╔══

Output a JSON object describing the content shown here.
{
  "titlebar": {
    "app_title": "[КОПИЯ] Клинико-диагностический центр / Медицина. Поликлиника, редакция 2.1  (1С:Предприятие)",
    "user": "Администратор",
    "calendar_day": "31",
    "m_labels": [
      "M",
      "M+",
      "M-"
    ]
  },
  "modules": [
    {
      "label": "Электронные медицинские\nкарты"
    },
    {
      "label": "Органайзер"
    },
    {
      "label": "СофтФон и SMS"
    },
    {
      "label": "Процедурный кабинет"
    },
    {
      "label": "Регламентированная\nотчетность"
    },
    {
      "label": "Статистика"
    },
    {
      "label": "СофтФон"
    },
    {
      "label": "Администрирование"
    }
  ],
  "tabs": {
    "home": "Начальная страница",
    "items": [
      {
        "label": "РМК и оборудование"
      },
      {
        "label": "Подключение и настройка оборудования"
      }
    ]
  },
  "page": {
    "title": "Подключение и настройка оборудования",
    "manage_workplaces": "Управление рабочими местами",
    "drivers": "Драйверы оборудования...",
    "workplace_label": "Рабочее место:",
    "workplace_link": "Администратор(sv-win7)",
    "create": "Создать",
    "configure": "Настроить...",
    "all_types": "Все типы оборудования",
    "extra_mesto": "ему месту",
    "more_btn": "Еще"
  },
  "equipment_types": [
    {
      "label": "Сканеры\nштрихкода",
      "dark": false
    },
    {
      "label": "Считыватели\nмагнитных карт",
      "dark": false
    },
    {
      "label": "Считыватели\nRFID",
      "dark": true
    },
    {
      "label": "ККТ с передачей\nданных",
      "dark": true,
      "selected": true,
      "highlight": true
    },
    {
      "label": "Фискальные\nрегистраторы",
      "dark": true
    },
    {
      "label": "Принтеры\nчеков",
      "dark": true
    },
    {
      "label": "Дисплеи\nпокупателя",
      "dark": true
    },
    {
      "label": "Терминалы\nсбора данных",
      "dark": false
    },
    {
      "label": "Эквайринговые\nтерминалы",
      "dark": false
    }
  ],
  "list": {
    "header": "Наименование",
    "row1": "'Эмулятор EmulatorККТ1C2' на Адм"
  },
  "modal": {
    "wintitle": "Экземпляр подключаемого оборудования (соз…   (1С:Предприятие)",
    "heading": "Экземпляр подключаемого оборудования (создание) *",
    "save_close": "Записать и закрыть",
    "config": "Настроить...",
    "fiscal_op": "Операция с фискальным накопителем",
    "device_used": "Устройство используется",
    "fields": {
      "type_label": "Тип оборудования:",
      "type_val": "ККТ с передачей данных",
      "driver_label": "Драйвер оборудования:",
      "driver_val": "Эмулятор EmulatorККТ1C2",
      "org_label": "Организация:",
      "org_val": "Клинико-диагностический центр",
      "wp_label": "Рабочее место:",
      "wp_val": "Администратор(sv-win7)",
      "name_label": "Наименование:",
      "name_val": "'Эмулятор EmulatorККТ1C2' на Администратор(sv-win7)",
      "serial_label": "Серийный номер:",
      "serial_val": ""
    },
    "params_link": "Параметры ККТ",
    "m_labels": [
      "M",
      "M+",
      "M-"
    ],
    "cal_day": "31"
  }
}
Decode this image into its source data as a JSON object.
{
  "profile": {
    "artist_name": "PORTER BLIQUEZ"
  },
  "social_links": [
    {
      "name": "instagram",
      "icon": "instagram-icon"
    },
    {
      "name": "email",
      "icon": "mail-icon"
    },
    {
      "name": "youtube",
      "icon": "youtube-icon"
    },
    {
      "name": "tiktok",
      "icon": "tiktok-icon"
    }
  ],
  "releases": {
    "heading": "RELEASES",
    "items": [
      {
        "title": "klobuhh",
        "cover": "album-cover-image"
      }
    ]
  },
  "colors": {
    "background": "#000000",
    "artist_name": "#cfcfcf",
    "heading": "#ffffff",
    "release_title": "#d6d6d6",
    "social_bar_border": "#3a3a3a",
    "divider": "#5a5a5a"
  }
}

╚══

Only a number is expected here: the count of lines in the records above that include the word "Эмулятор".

3